M. :a,., 'especially where coupled with other words, may mean anyone of three things. It may mean the easement or the right to the running Qf water, it may mean the channel-pipe or drain which contains the water, and it may: mean the landover which the water flows. 'What it does mcan must be shown by the context; and if there is no context 1 apprehend that it would not mean anything but the easement,-a right to the flow of the water. A grant of a 'pool' or 'gulf' or of a 'pond' passes the land which is covered with water. So a grant of a ·well' or 'spring' or ' wharf' is effectual to pass the soil as well as the water." ld. § 304a. By the deed of June 9,1869, the owners in fee of all the land and water here in question granted to the Kimball Brothers Water Company, its successors and assigns, "all the water flowing in the stream called' Sweetwater River,' * * * in said county of San Diego, with the right to dh'ert the same from its natural channel at any point or points, and to conduct the same over, along, and across any of the lands of the parties of the first part [the grantors] in said county, by means of flumes, canals, and aqueducts, together with free ingress, egress, and regress to and for the said party of the second part, [the Kimball Brothers Water Company,] its successors and assigns, and its and their servants and workmen, with horses, carts, and carriages, at all convenient times and seasons, in, along, and upon said flumes, canals, and aqueducts, for the amending, cleaning, and repairing of the same, with liberty and privilege for the purpose to dig and to take stone and earth from the adjacent lands of the party of the first part, when and as often as need or occasion requires. To have and to hold, all and singular, the premises and privileges hereby mentioned and granted, or intended so to be, with the appurtenances, unto the said party of the second part, its successors and assigns." I do not think there is any room for mistake in respect to the true meaning of this language. It is impossible to limit its scope. to the water flowing in the river at the instant of the execntion of the deed. Such a construction would be absurd. It is true, as said by complainant's counsel, that the deed does not use the words all waters "hereafter to flow" in the Sweetwater river; but the language employed cannot reasonably be construed any other way than as embracing the waters then flowing and thereafter to flow in that river. The grantee, its successors and assigns, were granted the right to divert the waters granted from their natural channel at any point or points. Such diversion necessarily must occur subsequent to the grant, which must therefore necessarily include the waters thereafter flowing in the stream. The purpose had in view by all of the parties, as well as the language used, clearly shows that the grant was continuous and perpetual in its nature, and included not only the water at the time flowing, but thereafter to flow, in the stream in question, and inured not only to the benefit of the grantee, but in express terms to its successors and assigns as well. No legal reason exists why it could not. The water in question was a part and parcel of the land over which it flowed, and when its owners granted the water they necessarily granted an interest in the land, which interest was assignable, descendible, and devisable. The grant

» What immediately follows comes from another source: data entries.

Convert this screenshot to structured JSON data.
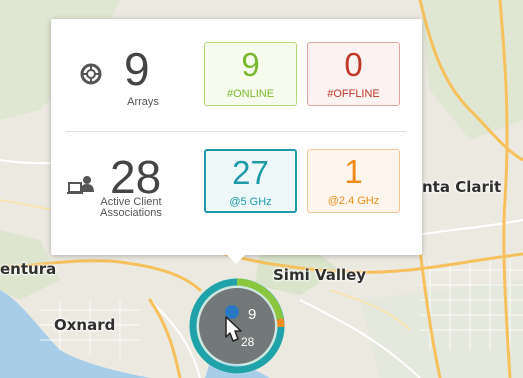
{
  "map": {
    "places": [
      {
        "id": "santa-clarita",
        "label": "nta Clarit"
      },
      {
        "id": "ventura",
        "label": "entura"
      },
      {
        "id": "simi-valley",
        "label": "Simi Valley"
      },
      {
        "id": "oxnard",
        "label": "Oxnard"
      }
    ],
    "colors": {
      "land": "#ece9e1",
      "water": "#a8cde8",
      "green": "#d5e3c5",
      "highway": "#f6c15c",
      "road": "#ffffff"
    }
  },
  "popup": {
    "arrays": {
      "icon": "array-icon",
      "count": "9",
      "label": "Arrays",
      "online": {
        "value": "9",
        "label": "#ONLINE",
        "color": "#7cb82f"
      },
      "offline": {
        "value": "0",
        "label": "#OFFLINE",
        "color": "#c0392b"
      }
    },
    "clients": {
      "icon": "client-user-icon",
      "count": "28",
      "label_line1": "Active Client",
      "label_line2": "Associations",
      "ghz5": {
        "value": "27",
        "label": "@5 GHz",
        "color": "#1e9aa8"
      },
      "ghz24": {
        "value": "1",
        "label": "@2.4 GHz",
        "color": "#f08c1e"
      }
    }
  },
  "cluster": {
    "arrays_count": "9",
    "clients_count": "28",
    "ring_colors": [
      "#1fa2a8",
      "#8cc63f",
      "#f08c1e"
    ],
    "icon": "hand-cursor-icon"
  }
}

M'KINNON 'V. M'KINNON.
to Copeland, under which complainant holds, being subsequent to that under which defendant claims, is of course subject to it. From the view taken of the principal exceptions the others become unimportant. Exceptions overruled.
(Circuit Court, W. D. Missouri. St. Joseph Division. July 20,1891.)
An uncle and nephew entered into partnership in the practice of medicine. fhc written articles of copartnership provided that, should the uncle die, "all his property. personal and otherwise, which he held in partnership at the time of his death should go to" the nephew. The articles were not executed in the manner required for wills. HeW, that land which had heen hought by the uncle in his own name did not on his death pass to the nephew, since the Instrument was clearly testamentary.
SAME-STATUTE OF FRAUDS.
Before the execution of the written articles of copartnership the parties had made an oral agreement of a similar character. Hdd. that under the statute of frauds the agreement was ineffective to pass title to the uncle's land. Upon a bill brought by the nephew after the uncle's death for a specific performance of a contract, the nephew was allowed by the defendants to testify in his own behalf. The evidence tended to show that part of the land had been paid for with partnership funds. Held, that court should not retain the case for an accounting and the enforcement of a resulting trust, since the nephew's testimony had been admitted on the theory that the only issue was as to his right to a specific performance.
EQUITY PRACTICE-PLEAIHNG AND PROOF.
In Equity. This is a bill for specific performance. The bill in substance recites that on the 1st day of January, 1882, one Malcolm McKinnon, (who was the uncle of complainant, John A. :McKinnon, and then engaged in the practice of medicine at Maysville, Mo.,) formed a copartnership with the complainant at said place in the practice of medicine; that at said titne Malcolm owned in fee a certain parcel of land as residence property. of the value of $1,000; that it was agreed at the time of the formation of the partnership that this real estate should be the property of the partnership, and that the profits arising from the business and practice of the firm should be from time to time invested in real estate, to be used for the purposes of the partnership; that in 1882 they purchased a farm known as the "'Watts Farm," which was paid for out of the earnings of the partnership business, although the deed of conveyance thereto was taken in the name of the uncle. It is further alleged that, both parties being unmarried, it wa.s agreed between them, "for certain valuable considerations in said agreement expressed, that, should the said Malcolm die during the continuance of said partnership without leaving a family of his own, then all the property of the partnership, of every kind, should go to and become the property of the complainant." That on January 1, 1884, the parties concluded to put their agreement in writing, which was accordingly done. The important parts of this agreement are as